Ball like cactus growing close to each other

May 2013

Northwestern Argentina is home to a wide assortment of wonderful cacti, many of which have sufficient cold-tolerance to endure even our coldest winters in Walnut Creek, when temperatures plunge to 20-25° F (-4° to -7° C). Among these are many species of Echinopsis. The genus Echinopsis as recognized today includes cylindrical-stemmed plants formerly placed in Trichocereus or Helianthocereus, small globular plants formerly placed in Lobivia, and the South American barrel cacti formerly placed in Soehrensia. Among the latter group is a densely spined species named Echinopsis formosa, which may be single or make offsets to form a cluster. The flowers are normally yellow, though orange and red-orange plants have also been reported.

A close up of a cactus's bright yellow flowersAt the Ruth Bancroft Garden we have several plants of Echinopsis formosa. Some of these, formerly known by the name Soehrensia ingens, are clustering round-bodied plants with honey-colored spines. Others, formerly called Soehrensia formosa, are short-cylindrical, single, and have whitish spines. The largest plants of each kind have attained a diameter of 16” (41 cm), and the tallest of the cylindrical ones has reached a height of 28” (71 cm). These are slow-growing plants, and iA round cactus with bright yellow flowers bloomin on top of itt has taken over 30 years for them to reach this size.
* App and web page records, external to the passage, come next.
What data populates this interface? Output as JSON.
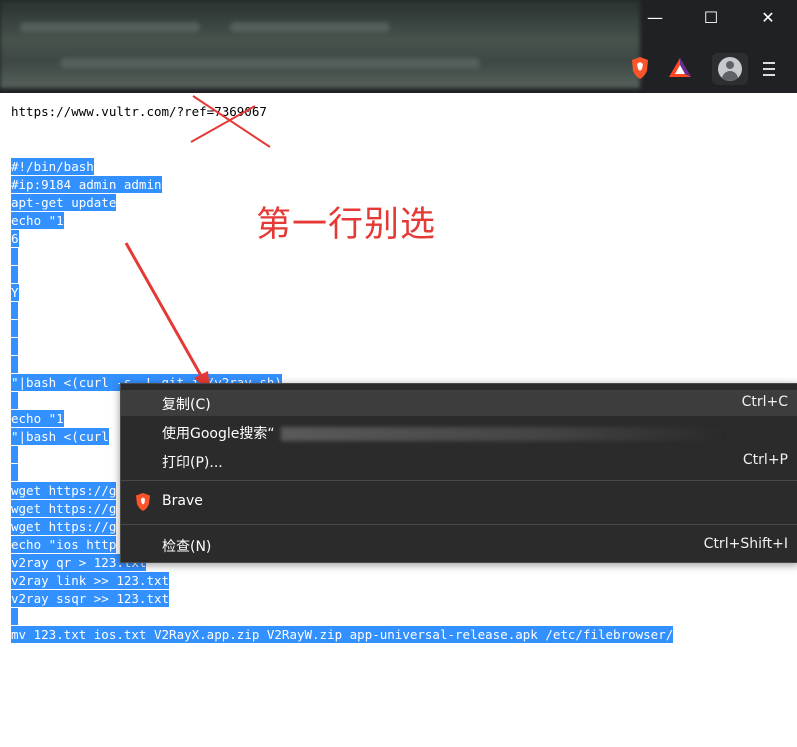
{
  "window": {
    "minimize": "—",
    "maximize": "☐",
    "close": "✕"
  },
  "toolbar": {
    "icons": [
      "brave-shield-icon",
      "brave-rewards-icon",
      "profile-icon",
      "menu-icon"
    ]
  },
  "page": {
    "url_text": "https://www.vultr.com/?ref=7369067",
    "script_lines": [
      "#!/bin/bash",
      "#ip:9184 admin admin",
      "apt-get update",
      "echo \"1",
      "6",
      "Y",
      "\"|bash <(curl -s -L git.io/v2ray.sh)",
      "echo \"1",
      "\"|bash <(curl",
      "wget https://g",
      "wget https://g",
      "wget https://g",
      "echo \"ios http",
      "v2ray qr > 123.txt",
      "v2ray link >> 123.txt",
      "v2ray ssqr >> 123.txt",
      "mv 123.txt ios.txt V2RayX.app.zip V2RayW.zip app-universal-release.apk /etc/filebrowser/"
    ],
    "annotation": "第一行别选"
  },
  "context_menu": {
    "items": [
      {
        "label": "复制(C)",
        "shortcut": "Ctrl+C"
      },
      {
        "label": "使用Google搜索“",
        "shortcut": ""
      },
      {
        "label": "打印(P)...",
        "shortcut": "Ctrl+P"
      },
      {
        "label": "Brave",
        "shortcut": ""
      },
      {
        "label": "检查(N)",
        "shortcut": "Ctrl+Shift+I"
      }
    ]
  },
  "colors": {
    "selection": "#3390ff",
    "annotation": "#e53935",
    "menu_bg": "#2b2b2b"
  }
}
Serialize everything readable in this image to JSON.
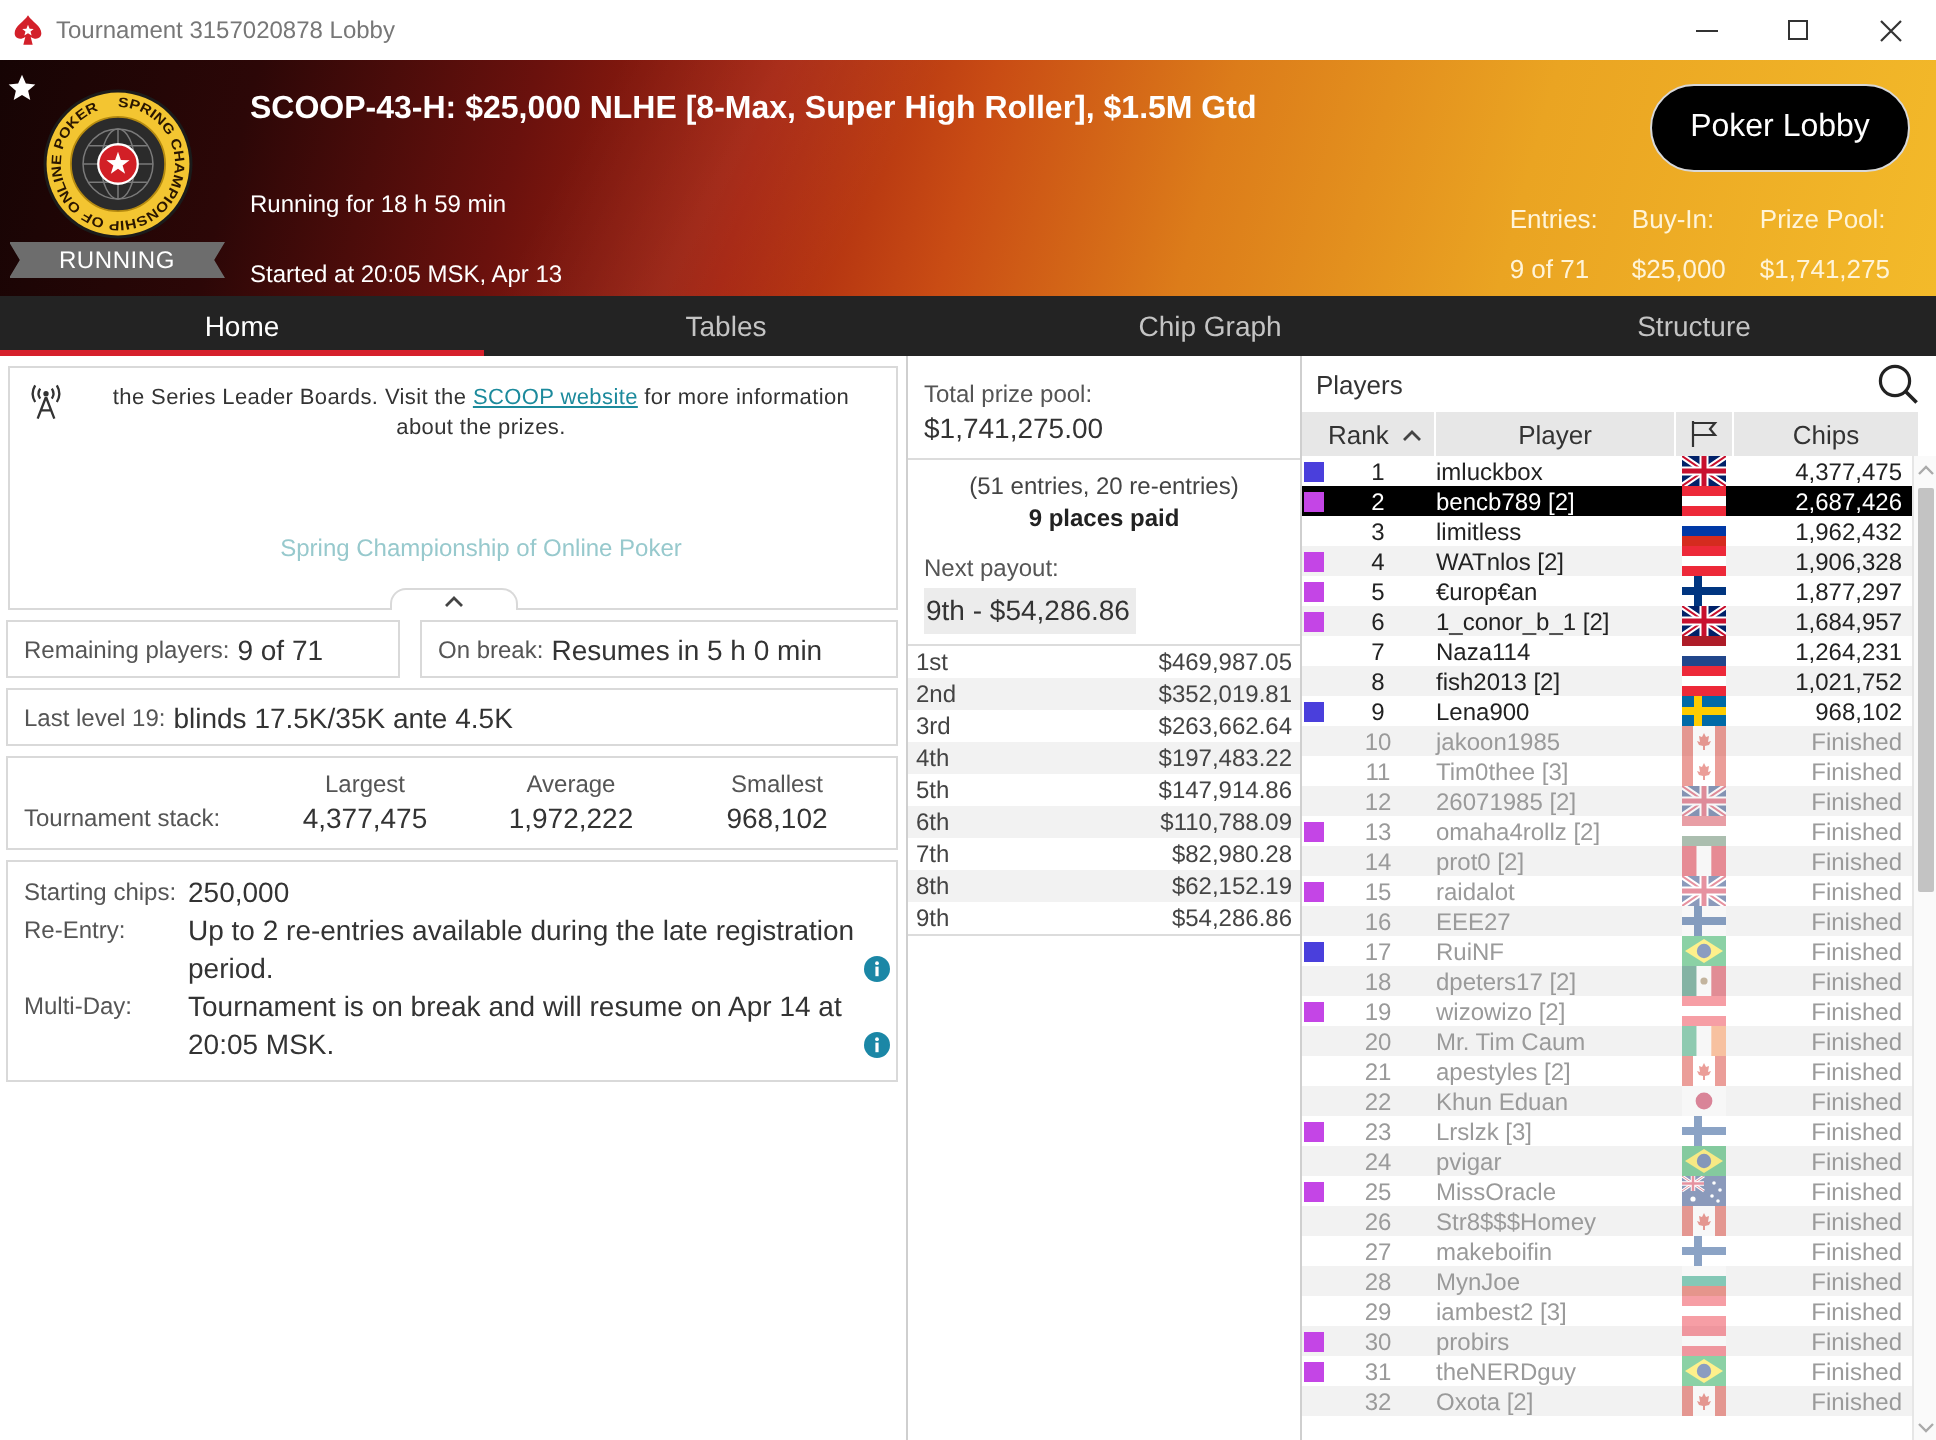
{
  "window": {
    "title": "Tournament 3157020878 Lobby"
  },
  "banner": {
    "emblem_text": "SPRING CHAMPIONSHIP OF ONLINE POKER",
    "status": "RUNNING",
    "title": "SCOOP-43-H: $25,000 NLHE [8-Max, Super High Roller], $1.5M Gtd",
    "running_for": "Running for 18 h 59 min",
    "started": "Started at 20:05 MSK, Apr 13",
    "lobby_button": "Poker Lobby",
    "stats": [
      {
        "label": "Entries:",
        "value": "9 of 71"
      },
      {
        "label": "Buy-In:",
        "value": "$25,000"
      },
      {
        "label": "Prize Pool:",
        "value": "$1,741,275"
      }
    ]
  },
  "tabs": [
    {
      "label": "Home",
      "selected": true
    },
    {
      "label": "Tables",
      "selected": false
    },
    {
      "label": "Chip Graph",
      "selected": false
    },
    {
      "label": "Structure",
      "selected": false
    }
  ],
  "home": {
    "news": {
      "text_before": "the Series Leader Boards. Visit the ",
      "link": "SCOOP website",
      "text_after": " for more information about the prizes.",
      "heading": "Spring Championship of Online Poker"
    },
    "remaining": {
      "label": "Remaining players:",
      "value": "9 of 71"
    },
    "on_break": {
      "label": "On break:",
      "value": "Resumes in 5 h 0 min"
    },
    "last_level": {
      "label": "Last level 19:",
      "value": "blinds 17.5K/35K ante 4.5K"
    },
    "stack": {
      "label": "Tournament stack:",
      "columns": [
        {
          "label": "Largest",
          "value": "4,377,475"
        },
        {
          "label": "Average",
          "value": "1,972,222"
        },
        {
          "label": "Smallest",
          "value": "968,102"
        }
      ]
    },
    "details": [
      {
        "label": "Starting chips:",
        "value": "250,000",
        "info": false
      },
      {
        "label": "Re-Entry:",
        "value": "Up to 2 re-entries available during the late registration period.",
        "info": true
      },
      {
        "label": "Multi-Day:",
        "value": "Tournament is on break and will resume on Apr 14 at 20:05 MSK.",
        "info": true
      }
    ]
  },
  "prizes": {
    "total_label": "Total prize pool:",
    "total": "$1,741,275.00",
    "entries_note": "(51 entries, 20 re-entries)",
    "places_paid": "9 places paid",
    "next_label": "Next payout:",
    "next_value": "9th - $54,286.86",
    "payouts": [
      {
        "place": "1st",
        "amount": "$469,987.05"
      },
      {
        "place": "2nd",
        "amount": "$352,019.81"
      },
      {
        "place": "3rd",
        "amount": "$263,662.64"
      },
      {
        "place": "4th",
        "amount": "$197,483.22"
      },
      {
        "place": "5th",
        "amount": "$147,914.86"
      },
      {
        "place": "6th",
        "amount": "$110,788.09"
      },
      {
        "place": "7th",
        "amount": "$82,980.28"
      },
      {
        "place": "8th",
        "amount": "$62,152.19"
      },
      {
        "place": "9th",
        "amount": "$54,286.86"
      }
    ]
  },
  "players": {
    "title": "Players",
    "columns": [
      {
        "kind": "text",
        "label": "Rank",
        "sorted": true
      },
      {
        "kind": "text",
        "label": "Player",
        "sorted": false
      },
      {
        "kind": "flag",
        "sorted": false
      },
      {
        "kind": "text",
        "label": "Chips",
        "sorted": false
      }
    ],
    "rows": [
      {
        "rank": "1",
        "name": "imluckbox",
        "flag": {
          "kind": "uk"
        },
        "chips": "4,377,475",
        "color": "#4a3fdc",
        "selected": false,
        "eliminated": false
      },
      {
        "rank": "2",
        "name": "bencb789 [2]",
        "flag": {
          "kind": "austria"
        },
        "chips": "2,687,426",
        "color": "#c445e6",
        "selected": true,
        "eliminated": false
      },
      {
        "rank": "3",
        "name": "limitless",
        "flag": {
          "kind": "russia"
        },
        "chips": "1,962,432",
        "selected": false,
        "eliminated": false
      },
      {
        "rank": "4",
        "name": "WATnlos [2]",
        "flag": {
          "kind": "austria"
        },
        "chips": "1,906,328",
        "color": "#c445e6",
        "selected": false,
        "eliminated": false
      },
      {
        "rank": "5",
        "name": "€urop€an",
        "flag": {
          "kind": "finland"
        },
        "chips": "1,877,297",
        "color": "#c445e6",
        "selected": false,
        "eliminated": false
      },
      {
        "rank": "6",
        "name": "1_conor_b_1 [2]",
        "flag": {
          "kind": "uk"
        },
        "chips": "1,684,957",
        "color": "#c445e6",
        "selected": false,
        "eliminated": false
      },
      {
        "rank": "7",
        "name": "Naza114",
        "flag": {
          "kind": "netherlands"
        },
        "chips": "1,264,231",
        "selected": false,
        "eliminated": false
      },
      {
        "rank": "8",
        "name": "fish2013 [2]",
        "flag": {
          "kind": "austria"
        },
        "chips": "1,021,752",
        "selected": false,
        "eliminated": false
      },
      {
        "rank": "9",
        "name": "Lena900",
        "flag": {
          "kind": "sweden"
        },
        "chips": "968,102",
        "color": "#4a3fdc",
        "selected": false,
        "eliminated": false
      },
      {
        "rank": "10",
        "name": "jakoon1985",
        "flag": {
          "kind": "canada"
        },
        "chips": "Finished",
        "selected": false,
        "eliminated": true
      },
      {
        "rank": "11",
        "name": "Tim0thee [3]",
        "flag": {
          "kind": "canada"
        },
        "chips": "Finished",
        "selected": false,
        "eliminated": true
      },
      {
        "rank": "12",
        "name": "26071985 [2]",
        "flag": {
          "kind": "uk"
        },
        "chips": "Finished",
        "selected": false,
        "eliminated": true
      },
      {
        "rank": "13",
        "name": "omaha4rollz [2]",
        "flag": {
          "kind": "hungary"
        },
        "chips": "Finished",
        "color": "#c445e6",
        "selected": false,
        "eliminated": true
      },
      {
        "rank": "14",
        "name": "prot0 [2]",
        "flag": {
          "kind": "peru"
        },
        "chips": "Finished",
        "selected": false,
        "eliminated": true
      },
      {
        "rank": "15",
        "name": "raidalot",
        "flag": {
          "kind": "uk"
        },
        "chips": "Finished",
        "color": "#c445e6",
        "selected": false,
        "eliminated": true
      },
      {
        "rank": "16",
        "name": "EEE27",
        "flag": {
          "kind": "finland"
        },
        "chips": "Finished",
        "selected": false,
        "eliminated": true
      },
      {
        "rank": "17",
        "name": "RuiNF",
        "flag": {
          "kind": "brazil"
        },
        "chips": "Finished",
        "color": "#4a3fdc",
        "selected": false,
        "eliminated": true
      },
      {
        "rank": "18",
        "name": "dpeters17 [2]",
        "flag": {
          "kind": "mexico"
        },
        "chips": "Finished",
        "selected": false,
        "eliminated": true
      },
      {
        "rank": "19",
        "name": "wizowizo [2]",
        "flag": {
          "kind": "austria"
        },
        "chips": "Finished",
        "color": "#c445e6",
        "selected": false,
        "eliminated": true
      },
      {
        "rank": "20",
        "name": "Mr. Tim Caum",
        "flag": {
          "kind": "ireland"
        },
        "chips": "Finished",
        "selected": false,
        "eliminated": true
      },
      {
        "rank": "21",
        "name": "apestyles [2]",
        "flag": {
          "kind": "canada"
        },
        "chips": "Finished",
        "selected": false,
        "eliminated": true
      },
      {
        "rank": "22",
        "name": "Khun Eduan",
        "flag": {
          "kind": "japan"
        },
        "chips": "Finished",
        "selected": false,
        "eliminated": true
      },
      {
        "rank": "23",
        "name": "Lrslzk [3]",
        "flag": {
          "kind": "finland"
        },
        "chips": "Finished",
        "color": "#c445e6",
        "selected": false,
        "eliminated": true
      },
      {
        "rank": "24",
        "name": "pvigar",
        "flag": {
          "kind": "brazil"
        },
        "chips": "Finished",
        "selected": false,
        "eliminated": true
      },
      {
        "rank": "25",
        "name": "MissOracle",
        "flag": {
          "kind": "australia"
        },
        "chips": "Finished",
        "color": "#c445e6",
        "selected": false,
        "eliminated": true
      },
      {
        "rank": "26",
        "name": "Str8$$$Homey",
        "flag": {
          "kind": "canada"
        },
        "chips": "Finished",
        "selected": false,
        "eliminated": true
      },
      {
        "rank": "27",
        "name": "makeboifin",
        "flag": {
          "kind": "finland"
        },
        "chips": "Finished",
        "selected": false,
        "eliminated": true
      },
      {
        "rank": "28",
        "name": "MynJoe",
        "flag": {
          "kind": "bulgaria"
        },
        "chips": "Finished",
        "selected": false,
        "eliminated": true
      },
      {
        "rank": "29",
        "name": "iambest2 [3]",
        "flag": {
          "kind": "austria"
        },
        "chips": "Finished",
        "selected": false,
        "eliminated": true
      },
      {
        "rank": "30",
        "name": "probirs",
        "flag": {
          "kind": "austria"
        },
        "chips": "Finished",
        "color": "#c445e6",
        "selected": false,
        "eliminated": true
      },
      {
        "rank": "31",
        "name": "theNERDguy",
        "flag": {
          "kind": "brazil"
        },
        "chips": "Finished",
        "color": "#c445e6",
        "selected": false,
        "eliminated": true
      },
      {
        "rank": "32",
        "name": "Oxota [2]",
        "flag": {
          "kind": "canada"
        },
        "chips": "Finished",
        "selected": false,
        "eliminated": true
      }
    ]
  }
}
Echinopsis formosa is a spring bloomer, flowering at the Ruth Bancroft Garden in late April and May. The large yellow funnel-shaped flowers are up to 3½” across (9 cm). Our plants took a long time to reach flowering size, but now that they are mature they put on a dazzling show each year.  In nature, they grow in the eastern foothills of the Andes, to the west and northwest of Buenos Aires.